I have been a mental health campaigner, activist and heavily involved in the arts and mental health scene. I am passionate about people being given the opportunities to manage their mental health in as fair a way as possible.
Given that I’ve worked in digital inclusion for more than ten years, how much has digital technology changed in that time? Facebook, Twitter and YouTube were still relatively new on the scene in 2009, the first FitBit had just come on to the market, the Android v iOS rivalry was starting to warm up, but it would be another year before the iPad was born.
How much of that surprises you, knowing what you know now, and how you use devices and the web today? How many of these developments have helped you with your mental health in some way?
Today, we have apps and websites that can help us with a range of things in relation to mental health, including mood charts, online communities and podcasts:
Elefriends is an online community, run by Mind, where people can talk about mental health, and general everyday things, in a supportive environment. Cyber bullying is something that can have a severely detrimental effect on the mental health of young people. The Safer Internet Centre website has advice for parents, carers and schools.

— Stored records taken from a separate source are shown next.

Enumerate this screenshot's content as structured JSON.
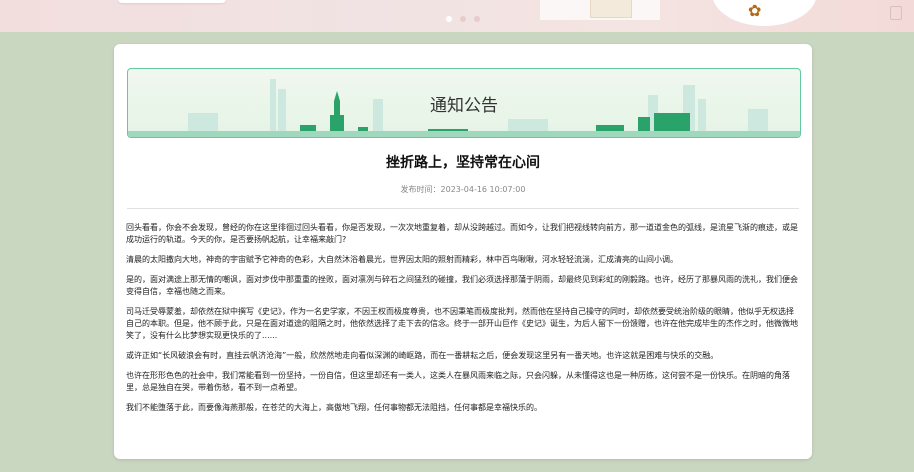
{
  "notice": {
    "banner_title": "通知公告",
    "article_title": "挫折路上，坚持常在心间",
    "meta_label": "发布时间：",
    "meta_date": "2023-04-16 10:07:00",
    "paragraphs": [
      "回头看看，你会不会发现，曾经的你在这里徘徊过回头看看，你是否发现，一次次地重复着，却从没跨越过。而如今，让我们把视线转向前方，那一道道金色的弧线，是流星飞渐的痕迹，或是成功运行的轨道。今天的你，是否要扬帆起航，让幸福来敲门?",
      "清晨的太阳撒向大地，神奇的宇宙赋予它神奇的色彩，大自然沐浴着晨光，世界因太阳的照射而精彩，林中百鸟啾啾，河水轻轻流淌，汇成清亮的山间小调。",
      "是的，面对满途上那无情的嘲讽，面对步伐中那重重的挫败，面对凛冽与碎石之间猛烈的碰撞，我们必须选择那蒲于阴雨，却最终见到彩虹的刚毅路。也许，经历了那暴风雨的洗礼，我们便会变得自信，幸福也随之而来。",
      "司马迁受辱蒙羞，却依然在狱中撰写《史记》，作为一名史学家，不因王权而极度尊贵，也不因秉笔而极度批判，然而他在坚持自己操守的同时，却依然要受统治阶级的眼睛，他似乎无权选择自己的本职。但是，他不顾于此，只是在面对道途的阻隔之时，他依然选择了走下去的信念。终于一部开山巨作《史记》诞生，为后人留下一份馈赠，也许在他完成毕生的杰作之时，他微微地笑了，没有什么比梦想实现更快乐的了......",
      "或许正如“长风破浪会有时，直挂云帆济沧海”一般，欣然然地走向看似深渊的崎岖路，而在一番耕耘之后，便会发现这里另有一番天地。也许这就是困难与快乐的交融。",
      "也许在形形色色的社会中，我们常能看到一份坚持，一份自信，但这里却还有一类人，这类人在暴风雨来临之际，只会闪躲，从未懂得这也是一种历练，这何尝不是一份快乐。在阴暗的角落里，总是独自在哭，带着伤愁，看不到一点希望。",
      "我们不能堕落于此，而要像海燕那般，在苍茫的大海上，高傲地飞翔，任何事物都无法阻挡，任何事都是幸福快乐的。"
    ]
  }
}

My therapist has recommended the audiobook ‘Counselling for Toads’ to me, as we develop a new way of working. I can just sit there and listen, absorbing the information and think about how it can be put into practice. Whether you need your information on the go, or in the privacy of your home, podcasts are another good way of supporting your mental health. Have you listened to one that you’d like to tell us about?
I’ve used my smartphone to set reminders of when I should take my medication. I’ve forgotten to do so on a number of occasions in the past, and you might only discover that as a bad day ensues. This can also be useful to remind you of appointments. Missed appointments at mental health services are high, for understandable reasons, so being able to contact your provider online, to cancel or rearrange, can help everyone in that situation.
One that’s new on me is ‘Big White Wall’, a social enterprise that has helped more than 76,000 people, with services including online therapy. This is interesting, given the difficulty people can face when trying to access services for counselling and other talking therapies. Would you be happy to use something similar to Facetime or Skype to talk to a therapist?
Campaigns such as Time to Change Wales have lots of resources on their website, to help start conversations around mental health. This is important when looking to raise awareness, and seeking help. I have used a mood tracker to help me check how I was coping with bipolar disorder. Again, there have been advances and new ones coming onto the market since, so it’s something I might go back to.
Voice recognition devices have been all the rage in the last year, with Amazon Echo’s Alexa among the most popular. Well now, you can talk to a device in such a way that it will help with your mental health. Mindscape is one tool you can access through Alexa, which can help you through a panic attack.
Managing an existing mental health condition is important to those that are dealing with ongoing issues. We’ve shared just a small sample of the things that are available to help people with their mental health, in whatever form, through the use of digital technology. There are lots of other examples you can explore, with a number posted on the Mind website.
So, to come back to my original question…Is digital technology a game changer for mental health?
For me, it’s a case of yes and no, but mostly yes. Social media is such a busy place, which is full of content that can be helpful or harmful to someone’s mental health. If you’re feeling fragile, getting into a heated debate with a bunch of strangers might not be the best thing for you. However, you can also get reassurance by seeing that others are experiencing something similar to you.
There’s been such a proliferation of apps, websites and devices created in the last ten years, which can help people deal with the stresses and strains of everyday life, and diagnosed conditions that are arguably more serious in nature. I believe this coincides with a period in society where rates of mental illness have increased year-on-year.
As is the general approach to managing your mental health, find what works for you in relation to digital technology. There is definitely not a one-size-fits-all solution for this, but I believe there is something for most of us who, like me, are tackling mental health problems.